Colin Abercrombie and I climbed Mount Fury in 25 hours roundtrip from the Big Beaver Landing at Ross Lake on August 5th.
Mount Fury is located in the Picket Range, an extremely rugged subrange within the Cascade Mountains, and entirely within North Cascades National Park. While the elevation of the primary summits is modest (8,000 ft to 8,300 ft), the relief is spectacular with deeply carved cirques and giant rock faces. Fury is situated in the heart of the Picket Range right at the divide between the two major cirques that form the Northern and Southern Pickets.
Fury is guarded by a long, arduous approach that begins with 11 miles of trail (the easy part) and then a classic cascades bushwhack complete with slide alder, devils club, and salmonberry. Once above the brush, there is loose talus, slippery heather, and steep snow slopes. After all of this, we were only at the start of the route!

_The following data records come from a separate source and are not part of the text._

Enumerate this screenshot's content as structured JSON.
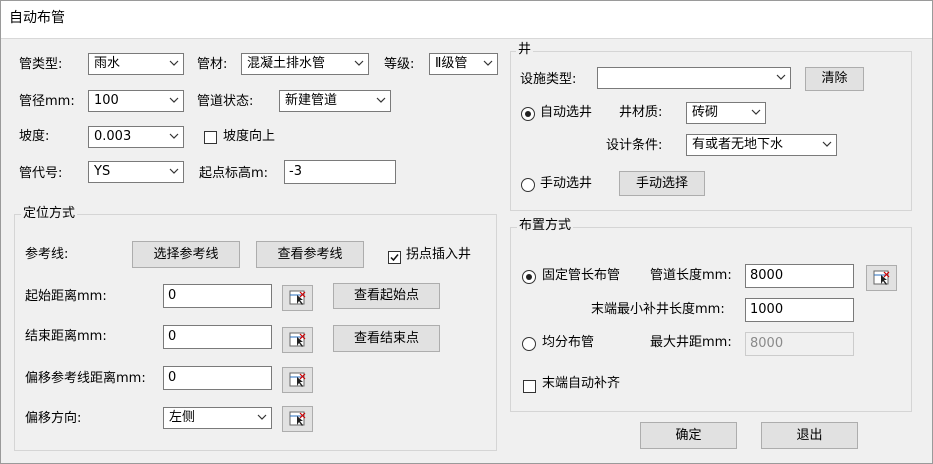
{
  "window": {
    "title": "自动布管"
  },
  "pipe": {
    "type_label": "管类型:",
    "type_value": "雨水",
    "material_label": "管材:",
    "material_value": "混凝土排水管",
    "grade_label": "等级:",
    "grade_value": "Ⅱ级管",
    "diameter_label": "管径mm:",
    "diameter_value": "100",
    "status_label": "管道状态:",
    "status_value": "新建管道",
    "slope_label": "坡度:",
    "slope_value": "0.003",
    "slope_up_label": "坡度向上",
    "slope_up_checked": false,
    "code_label": "管代号:",
    "code_value": "YS",
    "start_elev_label": "起点标高m:",
    "start_elev_value": "-3"
  },
  "positioning": {
    "group_label": "定位方式",
    "ref_line_label": "参考线:",
    "select_ref_button": "选择参考线",
    "view_ref_button": "查看参考线",
    "insert_well_label": "拐点插入井",
    "insert_well_checked": true,
    "start_dist_label": "起始距离mm:",
    "start_dist_value": "0",
    "view_start_button": "查看起始点",
    "end_dist_label": "结束距离mm:",
    "end_dist_value": "0",
    "view_end_button": "查看结束点",
    "offset_dist_label": "偏移参考线距离mm:",
    "offset_dist_value": "0",
    "offset_dir_label": "偏移方向:",
    "offset_dir_value": "左侧"
  },
  "well": {
    "group_label": "井",
    "facility_type_label": "设施类型:",
    "facility_type_value": "",
    "clear_button": "清除",
    "auto_select_label": "自动选井",
    "auto_select_checked": true,
    "material_label": "井材质:",
    "material_value": "砖砌",
    "design_cond_label": "设计条件:",
    "design_cond_value": "有或者无地下水",
    "manual_select_label": "手动选井",
    "manual_select_checked": false,
    "manual_select_button": "手动选择"
  },
  "layout": {
    "group_label": "布置方式",
    "fixed_length_label": "固定管长布管",
    "fixed_length_checked": true,
    "pipe_length_label": "管道长度mm:",
    "pipe_length_value": "8000",
    "min_well_len_label": "末端最小补井长度mm:",
    "min_well_len_value": "1000",
    "even_label": "均分布管",
    "even_checked": false,
    "max_spacing_label": "最大井距mm:",
    "max_spacing_value": "8000",
    "auto_fill_label": "末端自动补齐",
    "auto_fill_checked": false
  },
  "footer": {
    "ok_button": "确定",
    "cancel_button": "退出"
  },
  "icons": {
    "dropdown": "chevron-down-icon",
    "pick": "pick-point-icon"
  }
}
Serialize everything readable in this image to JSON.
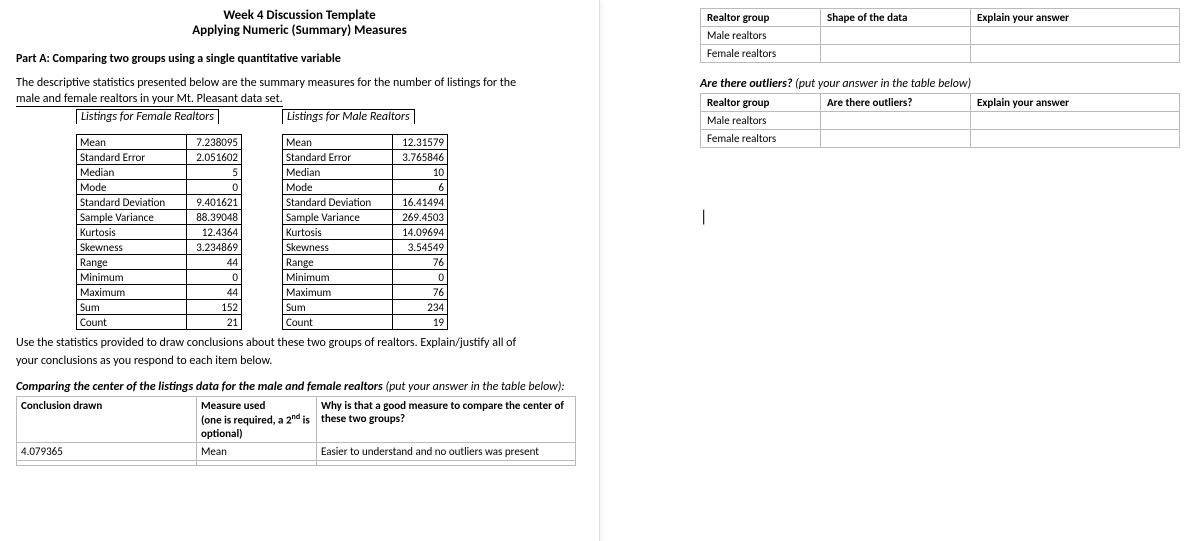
{
  "header": {
    "title": "Week 4 Discussion Template",
    "subtitle": "Applying Numeric (Summary) Measures"
  },
  "partA": {
    "heading": "Part A:  Comparing two groups using a single quantitative variable",
    "intro1": "The descriptive statistics presented below are the summary measures for the number of listings for the",
    "intro2": "male and female realtors in your Mt. Pleasant data set."
  },
  "femaleHeader": "Listings for Female Realtors",
  "maleHeader": "Listings for Male Realtors",
  "labels": {
    "mean": "Mean",
    "stderr": "Standard Error",
    "median": "Median",
    "mode": "Mode",
    "stddev": "Standard Deviation",
    "svar": "Sample Variance",
    "kurt": "Kurtosis",
    "skew": "Skewness",
    "range": "Range",
    "min": "Minimum",
    "max": "Maximum",
    "sum": "Sum",
    "count": "Count"
  },
  "female": {
    "mean": "7.238095",
    "stderr": "2.051602",
    "median": "5",
    "mode": "0",
    "stddev": "9.401621",
    "svar": "88.39048",
    "kurt": "12.4364",
    "skew": "3.234869",
    "range": "44",
    "min": "0",
    "max": "44",
    "sum": "152",
    "count": "21"
  },
  "male": {
    "mean": "12.31579",
    "stderr": "3.765846",
    "median": "10",
    "mode": "6",
    "stddev": "16.41494",
    "svar": "269.4503",
    "kurt": "14.09694",
    "skew": "3.54549",
    "range": "76",
    "min": "0",
    "max": "76",
    "sum": "234",
    "count": "19"
  },
  "follow1": "Use the statistics provided to draw conclusions about these two groups of realtors. Explain/justify all of",
  "follow2": "your conclusions as you respond to each item below.",
  "compareHeading": "Comparing the center of the listings data for the male and female realtors ",
  "compareParen": "(put your answer in the table below):",
  "compareTable": {
    "h1": "Conclusion drawn",
    "h2a": "Measure used",
    "h2b": "(one is required, a 2",
    "h2c": "nd",
    "h2d": " is optional)",
    "h3": "Why is that a good measure to compare the center of these two groups?",
    "r1c1": "4.079365",
    "r1c2": "Mean",
    "r1c3": "Easier to understand and no outliers was present"
  },
  "rightShape": {
    "h1": "Realtor group",
    "h2": "Shape of the data",
    "h3": "Explain your answer",
    "r1": "Male realtors",
    "r2": "Female realtors"
  },
  "outlierQ": {
    "bold": "Are there outliers? ",
    "paren": "(put your answer in the table below)"
  },
  "rightOutlier": {
    "h1": "Realtor group",
    "h2": "Are there outliers?",
    "h3": "Explain your answer",
    "r1": "Male realtors",
    "r2": "Female realtors"
  },
  "cursor": "|"
}
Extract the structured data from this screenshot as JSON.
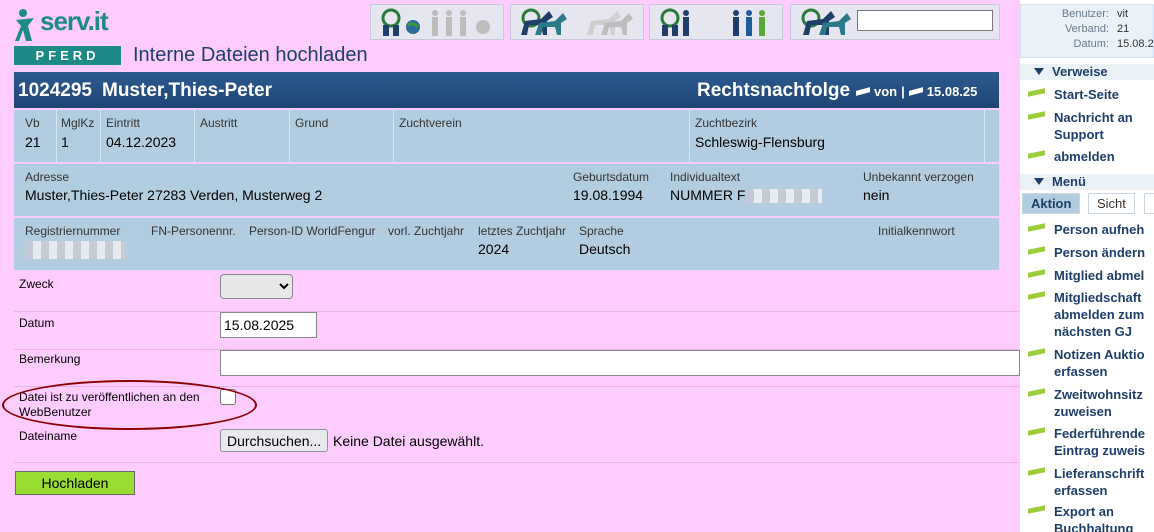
{
  "header": {
    "logo_text": "serv.it",
    "logo_sub": "PFERD",
    "page_title": "Interne Dateien hochladen"
  },
  "toolbar": {
    "buttons": [
      "people-globe-icon",
      "horses-icon",
      "people-icon",
      "search-horse-icon"
    ],
    "search_value": ""
  },
  "record": {
    "id": "1024295",
    "name": "Muster,Thies-Peter",
    "title": "Rechtsnachfolge",
    "von": "von",
    "date": "15.08.25"
  },
  "info": {
    "vb_label": "Vb",
    "vb": "21",
    "mglkz_label": "MglKz",
    "mglkz": "1",
    "eintritt_label": "Eintritt",
    "eintritt": "04.12.2023",
    "austritt_label": "Austritt",
    "grund_label": "Grund",
    "zuchtverein_label": "Zuchtverein",
    "zuchtbezirk_label": "Zuchtbezirk",
    "zuchtbezirk": "Schleswig-Flensburg",
    "adresse_label": "Adresse",
    "adresse": "Muster,Thies-Peter 27283 Verden, Musterweg 2",
    "geburtsdatum_label": "Geburtsdatum",
    "geburtsdatum": "19.08.1994",
    "individualtext_label": "Individualtext",
    "individualtext": "NUMMER F",
    "unbekannt_label": "Unbekannt verzogen",
    "unbekannt": "nein",
    "registriernummer_label": "Registriernummer",
    "fn_label": "FN-Personennr.",
    "personid_label": "Person-ID WorldFengur",
    "vorl_label": "vorl. Zuchtjahr",
    "letztes_label": "letztes Zuchtjahr",
    "letztes": "2024",
    "sprache_label": "Sprache",
    "sprache": "Deutsch",
    "initial_label": "Initialkennwort"
  },
  "form": {
    "zweck_label": "Zweck",
    "zweck_value": "",
    "datum_label": "Datum",
    "datum_value": "15.08.2025",
    "bemerkung_label": "Bemerkung",
    "bemerkung_value": "",
    "publish_label": "Datei ist zu veröffentlichen an den WebBenutzer",
    "dateiname_label": "Dateiname",
    "browse_label": "Durchsuchen...",
    "no_file": "Keine Datei ausgewählt.",
    "upload_label": "Hochladen"
  },
  "sidebar": {
    "benutzer_label": "Benutzer:",
    "benutzer": "vit",
    "verband_label": "Verband:",
    "verband": "21",
    "datum_label": "Datum:",
    "datum": "15.08.2",
    "verweise_title": "Verweise",
    "verweise": [
      "Start-Seite",
      "Nachricht an Support",
      "abmelden"
    ],
    "menu_title": "Menü",
    "tabs": [
      "Aktion",
      "Sicht",
      "I"
    ],
    "actions": [
      "Person aufneh",
      "Person ändern",
      "Mitglied abmel",
      "Mitgliedschaft abmelden zum nächsten GJ",
      "Notizen Auktio erfassen",
      "Zweitwohnsitz zuweisen",
      "Federführende Eintrag zuweis",
      "Lieferanschrift erfassen",
      "Export an Buchhaltung"
    ]
  }
}
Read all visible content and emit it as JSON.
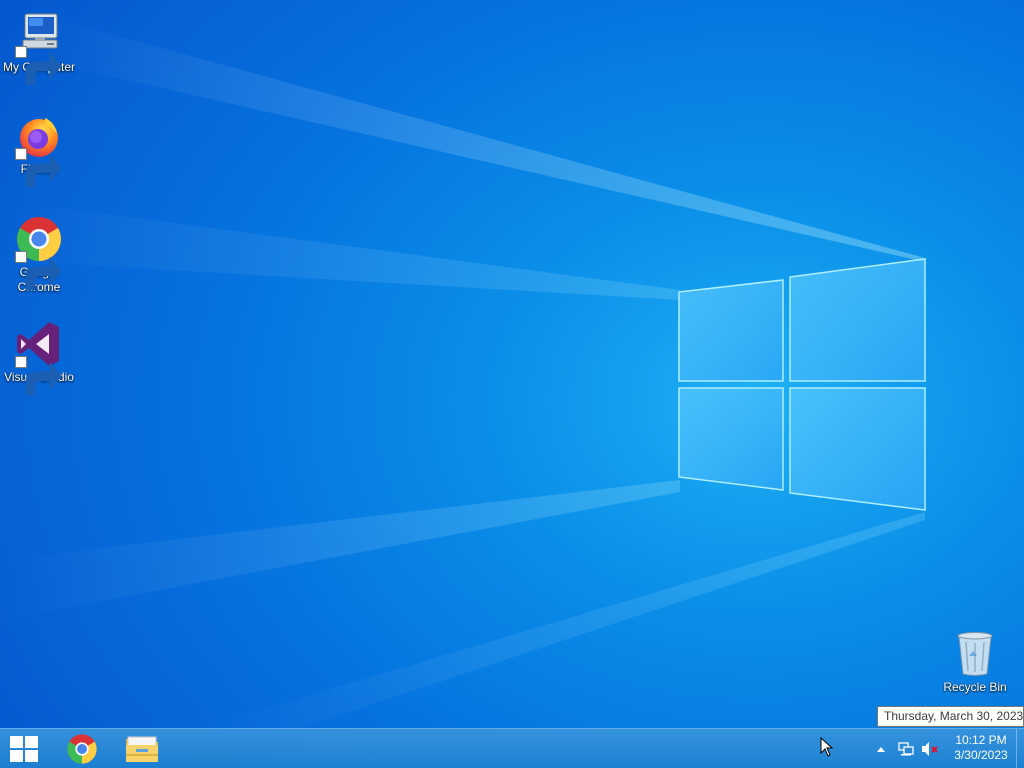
{
  "desktop": {
    "icons": [
      {
        "label": "My Computer",
        "icon": "computer-icon"
      },
      {
        "label": "Firefox",
        "icon": "firefox-icon"
      },
      {
        "label": "Google Chrome",
        "icon": "chrome-icon"
      },
      {
        "label": "Visual Studio",
        "icon": "visual-studio-icon"
      },
      {
        "label": "Recycle Bin",
        "icon": "recycle-bin-icon"
      }
    ]
  },
  "tooltip": {
    "text": "Thursday, March 30, 2023"
  },
  "taskbar": {
    "start_icon": "windows-start-icon",
    "pinned": [
      {
        "icon": "chrome-icon"
      },
      {
        "icon": "file-explorer-icon"
      }
    ],
    "tray": {
      "icons": [
        "show-hidden-icons-icon",
        "network-icon",
        "volume-muted-icon"
      ],
      "time": "10:12 PM",
      "date": "3/30/2023"
    }
  },
  "colors": {
    "wallpaper": "#0a8fe8",
    "taskbar": "#2a86d2",
    "logo": "#8fe3ff"
  }
}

The route itself begins with highly enjoyable scrambling atop a mile-long ridge that divides Luna and McMillan Cirques. The views here are tremendous. We then descended off the ridge and rounded a buttress to access the Southeast Glacier of Fury. Due to the high snowfall this past winter, the glacier was in great shape.
We had originally hoped to do the climb in 20 hours roundtrip, which seemed reasonable judging by the elevation gain and mileage output from mapping software. However, the map does not tell even part of the story. Every mile in the Pickets is rough and physically taxing whether it be on the ascent or descent. Colin and myself joke that the Pickets first try and keep you out and then try and keep you from leaving. We were whooped after this climb, but only two days afterwards the only thing I am thinking about is how amazing the views were. There is definitely a price to be paid for climbing Mount Fury, but I thought it was totally worth it!
Read the complete trip report and photos here.